▸ Given records
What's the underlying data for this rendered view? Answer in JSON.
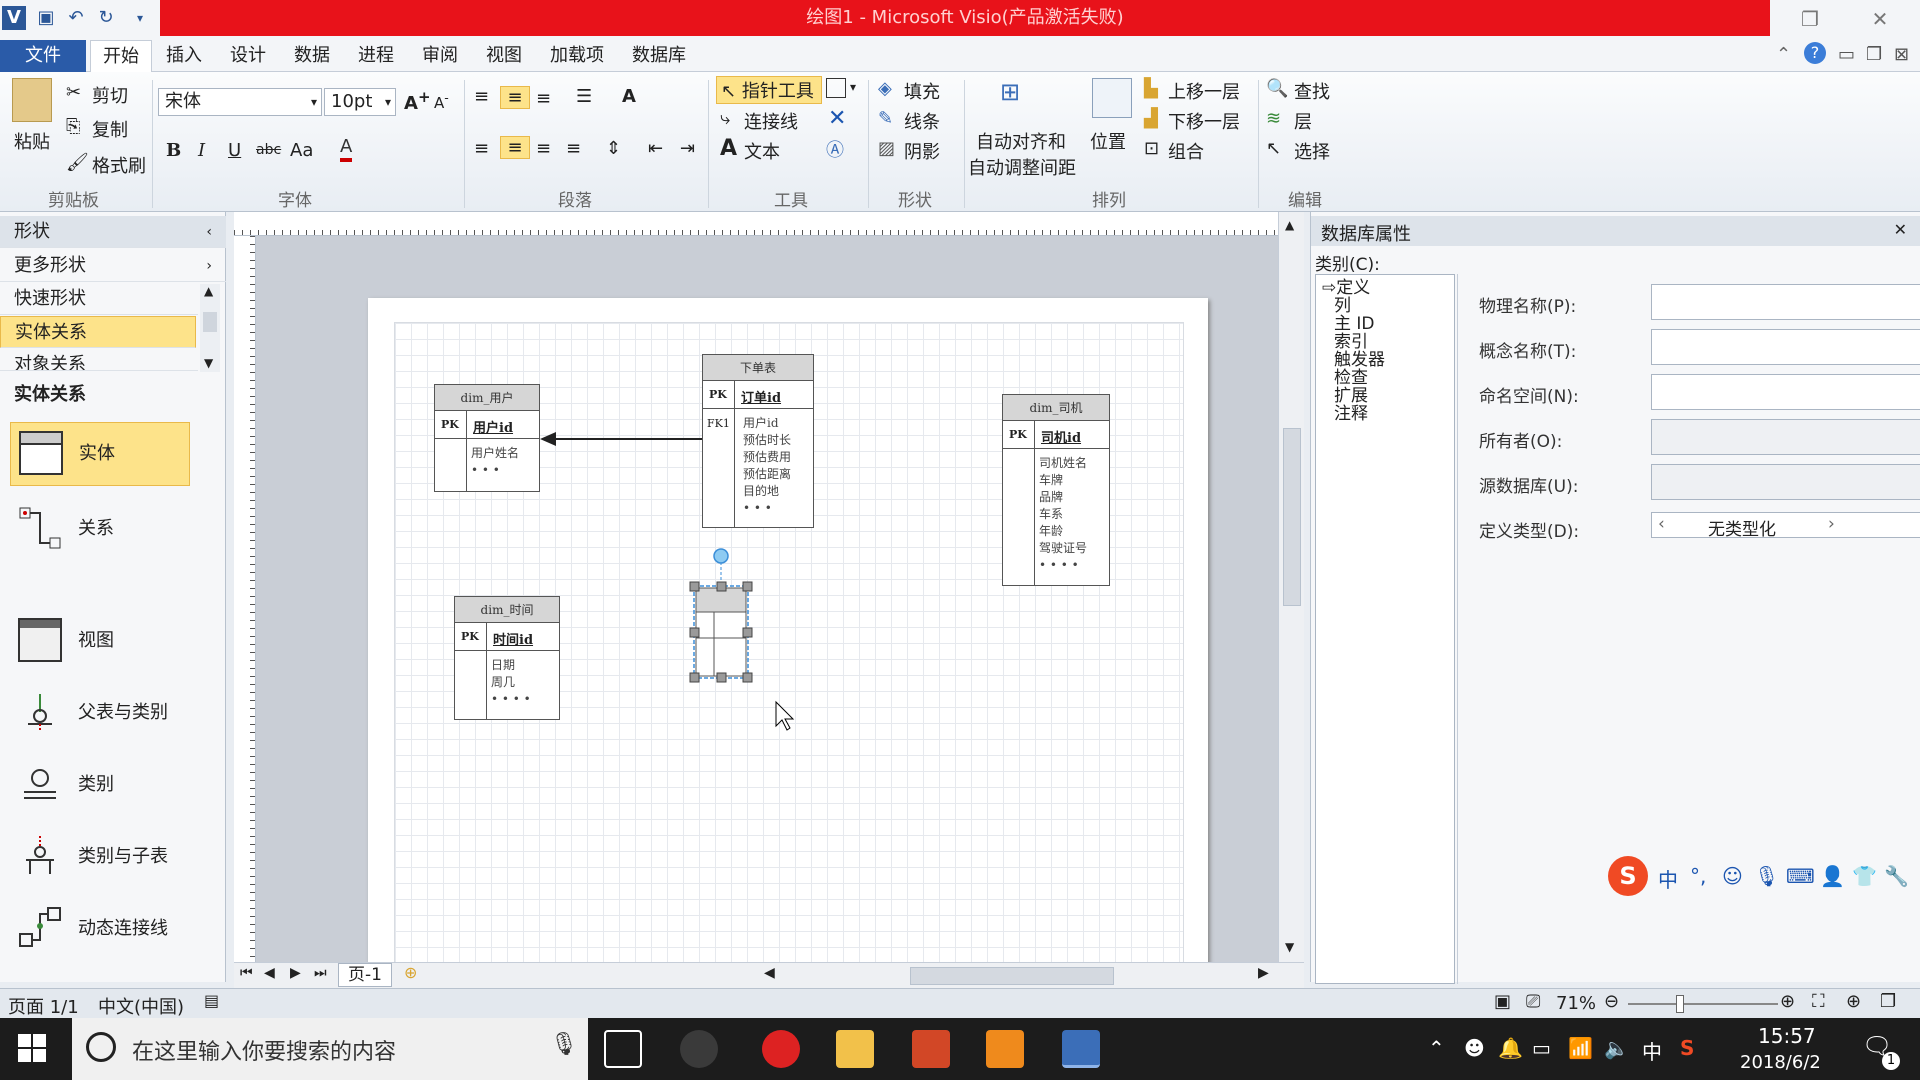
{
  "titlebar": {
    "title": "绘图1 - Microsoft Visio(产品激活失败)",
    "restore": "❐",
    "close": "✕"
  },
  "tabs": [
    "文件",
    "开始",
    "插入",
    "设计",
    "数据",
    "进程",
    "审阅",
    "视图",
    "加载项",
    "数据库"
  ],
  "ribbon": {
    "clipboard": {
      "paste": "粘贴",
      "cut": "剪切",
      "copy": "复制",
      "format_painter": "格式刷",
      "group": "剪贴板"
    },
    "font": {
      "name": "宋体",
      "size": "10pt",
      "group": "字体"
    },
    "paragraph": {
      "group": "段落"
    },
    "tools": {
      "pointer": "指针工具",
      "connector": "连接线",
      "text": "文本",
      "group": "工具"
    },
    "shape": {
      "fill": "填充",
      "line": "线条",
      "shadow": "阴影",
      "group": "形状"
    },
    "arrange": {
      "auto_align": "自动对齐和",
      "auto_space": "自动调整间距",
      "position": "位置",
      "bring_forward": "上移一层",
      "send_backward": "下移一层",
      "group_btn": "组合",
      "group": "排列"
    },
    "editing": {
      "find": "查找",
      "layers": "层",
      "select": "选择",
      "group": "编辑"
    }
  },
  "left_panel": {
    "header": "形状",
    "more_shapes": "更多形状",
    "quick_shapes": "快速形状",
    "entity_relationship": "实体关系",
    "object_relationship": "对象关系",
    "section_title": "实体关系",
    "shapes": [
      "实体",
      "关系",
      "视图",
      "父表与类别",
      "类别",
      "类别与子表",
      "动态连接线"
    ]
  },
  "diagram": {
    "entities": [
      {
        "title": "dim_用户",
        "pk": "PK",
        "pk_name": "用户id",
        "fields": [
          "用户姓名",
          "• • •"
        ]
      },
      {
        "title": "下单表",
        "pk": "PK",
        "pk_name": "订单id",
        "fk": "FK1",
        "fields": [
          "用户id",
          "预估时长",
          "预估费用",
          "预估距离",
          "目的地",
          "• • •"
        ]
      },
      {
        "title": "dim_司机",
        "pk": "PK",
        "pk_name": "司机id",
        "fields": [
          "司机姓名",
          "车牌",
          "品牌",
          "车系",
          "年龄",
          "驾驶证号",
          "• • • •"
        ]
      },
      {
        "title": "dim_时间",
        "pk": "PK",
        "pk_name": "时间id",
        "fields": [
          "日期",
          "周几",
          "• • • •"
        ]
      }
    ]
  },
  "page_tab": "页-1",
  "right_panel": {
    "title": "数据库属性",
    "category_label": "类别(C):",
    "categories": [
      "定义",
      "列",
      "主 ID",
      "索引",
      "触发器",
      "检查",
      "扩展",
      "注释"
    ],
    "fields": [
      {
        "label": "物理名称(P):",
        "value": ""
      },
      {
        "label": "概念名称(T):",
        "value": ""
      },
      {
        "label": "命名空间(N):",
        "value": ""
      },
      {
        "label": "所有者(O):",
        "value": ""
      },
      {
        "label": "源数据库(U):",
        "value": ""
      },
      {
        "label": "定义类型(D):",
        "value": "无类型化"
      }
    ]
  },
  "statusbar": {
    "page": "页面 1/1",
    "language": "中文(中国)",
    "zoom": "71%"
  },
  "taskbar": {
    "search_placeholder": "在这里输入你要搜索的内容",
    "ime": "中",
    "time": "15:57",
    "date": "2018/6/2",
    "notification_count": "1"
  },
  "colors": {
    "title_red": "#e8121a",
    "file_tab": "#2a5ba8",
    "highlight": "#fde38a"
  }
}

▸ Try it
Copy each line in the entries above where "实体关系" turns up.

▸ Answer for this exercise
    "entity_relationship": "实体关系",
    "section_title": "实体关系",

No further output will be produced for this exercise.